This column was almost pre-empted by news of the daring “kill or capture” raid by U.S. Navy SEALs against Osama bin Laden. But, as the Raymond Davis case took time to resolve, the tough and obvious political and strategic answers to what Pakistan knew or did not know about the now deceased al-Qaida leader’s whereabouts will likewise require patience.
A rush to judgment, for or against, under any circumstances, is ill-advised given the complicated, crucial and critical nature of the U.S.-Pakistan relationship.
As a first cut however, the U.S. military surely didn’t forget the failed Desert One raid of 1980 to free U.S. personnel kidnapped by Iran when the government allowed so-called students to overrun the embassy in Tehran.
This operation to take bin Laden down was planned flawlessly and anticipated the possibility of at least one of the helicopters breaking down that wasn’t the case 31 years ago.
Bermuda sits 800 miles off the United States’ Carolina coast — a tiny coral jewel with a population of about 65,000, two-thirds of whom are non-white. Many times that number of tourists, the greater majority being American, visit each year. Of the smaller slice, a large number are Canadians, Britons and Europeans.
Among these non-U.S. visitors, for as many years as we have traveled to Bermuda, American foreign policy has been a source of much and often highly vocal criticism.
After September 11th and then the invasion of Iraq, our foreign friends — and this is obviously a small and thus anecdotal sample — were hugely critical. Appreciating the passions after the Twin Towers collapsed, virtually none of these visitors could understand how the United States virtually folded its tent to focus on Iraq.
After the lightning military campaign to unseat Saddam Hussein, these same friends found it inconceivable that the United States had no plan for dealing with what seemed an obvious mess once the dictator was gone. Even after the “surge” in 2007 reversed the insurgency and led to a greater measure of law and order, incredulity still reigned among this group.
Of course, at the same time, Afghanistan continued to deteriorate, raising further negative commentary.
U.S. President Barack Obama, of course, was going to be different. Yet, he too succumbed to similar errors in ignoring history. While President George W. Bush was assailed for being the “decider” and willing to make tough and quick decisions, in 2009 and the long study on what to do in Afghanistan, Obama become the “ditherer.” The point was that neither deciding nor dithering seemed to work even though the Obama team inherited a very weak hand.
The Arab Spring, perhaps better called the Arab Winter of Discontent, triggered another round of unhappy reactions among the European visitors to this tiny and lovely island. What was American policy?
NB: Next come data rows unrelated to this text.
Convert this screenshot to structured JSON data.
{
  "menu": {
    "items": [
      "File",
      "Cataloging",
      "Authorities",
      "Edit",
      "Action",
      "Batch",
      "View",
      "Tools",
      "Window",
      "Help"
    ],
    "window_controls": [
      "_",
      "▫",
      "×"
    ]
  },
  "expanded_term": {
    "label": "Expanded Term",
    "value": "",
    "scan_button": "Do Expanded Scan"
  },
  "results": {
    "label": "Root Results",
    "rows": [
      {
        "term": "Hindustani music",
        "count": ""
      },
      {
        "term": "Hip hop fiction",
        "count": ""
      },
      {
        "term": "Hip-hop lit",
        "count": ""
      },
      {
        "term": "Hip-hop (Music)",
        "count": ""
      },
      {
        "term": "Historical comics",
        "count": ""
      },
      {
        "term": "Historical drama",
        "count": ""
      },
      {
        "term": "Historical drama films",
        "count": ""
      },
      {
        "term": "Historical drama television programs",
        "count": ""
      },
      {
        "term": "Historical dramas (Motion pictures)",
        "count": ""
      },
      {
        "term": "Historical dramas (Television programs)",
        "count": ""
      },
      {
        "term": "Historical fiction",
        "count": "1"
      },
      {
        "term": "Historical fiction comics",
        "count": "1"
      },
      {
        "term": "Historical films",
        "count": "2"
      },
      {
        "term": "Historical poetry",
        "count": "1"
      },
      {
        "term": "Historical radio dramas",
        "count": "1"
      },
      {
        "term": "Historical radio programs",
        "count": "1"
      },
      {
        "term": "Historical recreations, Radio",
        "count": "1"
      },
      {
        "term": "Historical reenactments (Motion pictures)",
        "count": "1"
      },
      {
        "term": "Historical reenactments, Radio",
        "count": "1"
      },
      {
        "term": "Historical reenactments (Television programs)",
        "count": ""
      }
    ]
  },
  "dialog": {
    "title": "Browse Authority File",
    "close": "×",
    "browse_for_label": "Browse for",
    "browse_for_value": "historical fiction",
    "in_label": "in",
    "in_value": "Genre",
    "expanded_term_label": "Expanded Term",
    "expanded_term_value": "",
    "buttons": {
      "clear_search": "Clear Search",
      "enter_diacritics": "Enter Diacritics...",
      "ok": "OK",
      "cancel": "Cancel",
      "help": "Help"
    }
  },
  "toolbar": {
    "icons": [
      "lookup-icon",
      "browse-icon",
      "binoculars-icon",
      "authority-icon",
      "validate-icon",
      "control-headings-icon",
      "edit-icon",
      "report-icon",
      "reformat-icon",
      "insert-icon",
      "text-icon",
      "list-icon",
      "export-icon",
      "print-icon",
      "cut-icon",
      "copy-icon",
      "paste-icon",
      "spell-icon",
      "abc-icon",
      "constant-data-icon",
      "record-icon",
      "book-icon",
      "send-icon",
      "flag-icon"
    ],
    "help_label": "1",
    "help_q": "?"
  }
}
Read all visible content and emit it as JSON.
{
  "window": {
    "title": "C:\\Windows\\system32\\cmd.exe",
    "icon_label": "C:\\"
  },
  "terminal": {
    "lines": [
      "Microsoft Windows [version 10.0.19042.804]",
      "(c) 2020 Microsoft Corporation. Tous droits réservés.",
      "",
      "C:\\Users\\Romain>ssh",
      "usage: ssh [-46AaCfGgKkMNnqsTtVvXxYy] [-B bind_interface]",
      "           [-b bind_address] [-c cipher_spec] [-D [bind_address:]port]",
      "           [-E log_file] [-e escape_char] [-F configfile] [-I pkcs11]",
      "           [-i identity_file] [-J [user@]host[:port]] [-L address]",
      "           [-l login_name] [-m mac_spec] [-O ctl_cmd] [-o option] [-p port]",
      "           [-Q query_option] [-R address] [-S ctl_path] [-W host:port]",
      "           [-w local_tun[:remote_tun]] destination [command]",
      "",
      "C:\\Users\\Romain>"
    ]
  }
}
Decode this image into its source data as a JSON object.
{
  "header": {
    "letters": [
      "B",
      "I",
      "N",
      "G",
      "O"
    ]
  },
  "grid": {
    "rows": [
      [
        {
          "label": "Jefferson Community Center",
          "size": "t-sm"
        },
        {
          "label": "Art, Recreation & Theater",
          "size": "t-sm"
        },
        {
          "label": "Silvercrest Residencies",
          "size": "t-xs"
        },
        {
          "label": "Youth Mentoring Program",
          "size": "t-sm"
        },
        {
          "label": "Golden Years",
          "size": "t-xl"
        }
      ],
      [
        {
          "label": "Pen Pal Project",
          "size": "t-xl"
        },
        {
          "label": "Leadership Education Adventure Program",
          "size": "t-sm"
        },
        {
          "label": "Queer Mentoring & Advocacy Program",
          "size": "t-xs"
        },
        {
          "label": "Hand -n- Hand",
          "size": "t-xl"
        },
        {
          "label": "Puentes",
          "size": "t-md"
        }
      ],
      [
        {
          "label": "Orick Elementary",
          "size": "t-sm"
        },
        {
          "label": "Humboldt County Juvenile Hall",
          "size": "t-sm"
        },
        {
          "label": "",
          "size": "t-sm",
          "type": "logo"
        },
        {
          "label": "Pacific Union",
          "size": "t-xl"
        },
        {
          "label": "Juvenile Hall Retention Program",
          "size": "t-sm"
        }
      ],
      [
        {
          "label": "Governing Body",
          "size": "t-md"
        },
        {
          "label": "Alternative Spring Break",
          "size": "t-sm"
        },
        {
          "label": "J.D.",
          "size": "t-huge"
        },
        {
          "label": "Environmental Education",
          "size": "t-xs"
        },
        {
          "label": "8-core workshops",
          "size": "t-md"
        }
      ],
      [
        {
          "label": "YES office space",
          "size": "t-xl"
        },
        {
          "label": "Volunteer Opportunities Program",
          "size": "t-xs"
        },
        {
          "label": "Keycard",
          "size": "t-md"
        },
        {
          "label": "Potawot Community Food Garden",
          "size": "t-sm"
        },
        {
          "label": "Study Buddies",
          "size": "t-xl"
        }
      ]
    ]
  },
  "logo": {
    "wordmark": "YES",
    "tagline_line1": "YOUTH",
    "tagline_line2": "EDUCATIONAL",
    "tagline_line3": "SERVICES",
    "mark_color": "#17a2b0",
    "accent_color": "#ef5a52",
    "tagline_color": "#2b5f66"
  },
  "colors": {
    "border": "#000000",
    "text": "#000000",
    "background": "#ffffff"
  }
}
After dumping some allies of many decades such as former President Hosni Mubarak of Egypt, how was it possible to support other allies with human rights abuses just as bad notably in Saudi Arabia? Then came Libya.
Egged on by the Arab League, the United Nations and then the French and British decision to establish a no-fly zone over Libya as part of “all necessary measures” to protect innocent civilians, the Obama administration dived in.
But had no one read even recent history from the last administration? What was the exit strategy and where was the plan for the post-conflict reconstruction of Libya? There was none.
The coup de grace was the entrance of Donald Trump onto the presidential stage.
Here was a guy who would take on Libya and use its oil to pay for the operation; threaten Saudi Arabia and the Organization of Petroleum Exporting Countries to lower oil prices or else; and impose 25 percent tariffs on Chinese exports.
For Trump, history must have started around 2009 or 2010 because his mercantilist attitude of grabbing resources, bankrupted the economies of Spain and Portugal bent on exploiting gold and silver from the new world 600 years ago.
Punitive measures such as those imposed on Germany in 1919 at Versailles produced Hitler and the Nazis. And, for openers, Smoot-Hawley and other tariffs helped precipitate the Great Depression of the late 1920’s.
The military — an apolitical professional organization learned the lessons of Desert One well. Hooray.
Bush didn’t learn lessons he should have and Obama surely didn’t learn from Bush. Would-be President Trump seems to learn from no one and perhaps if not nominated by the Republicans would form his own new version of the “Know-Nothing” Party.
These are tough, dangerous and complicated times. Administrations will be driven as a former British prime minister said “by events.”
Yet, history matters. Politics may demand ignoring history. But when we do, as warnings are posted on dangerous substances, so, too, administrations should provide similar cautions to its public.
Harlan Ullman is Senior Advisor at the Atlantic Council, Chairman of the Killowen Group that advises leaders of government and business, and a frequent advisor to NATO. This article was syndicated by UPI.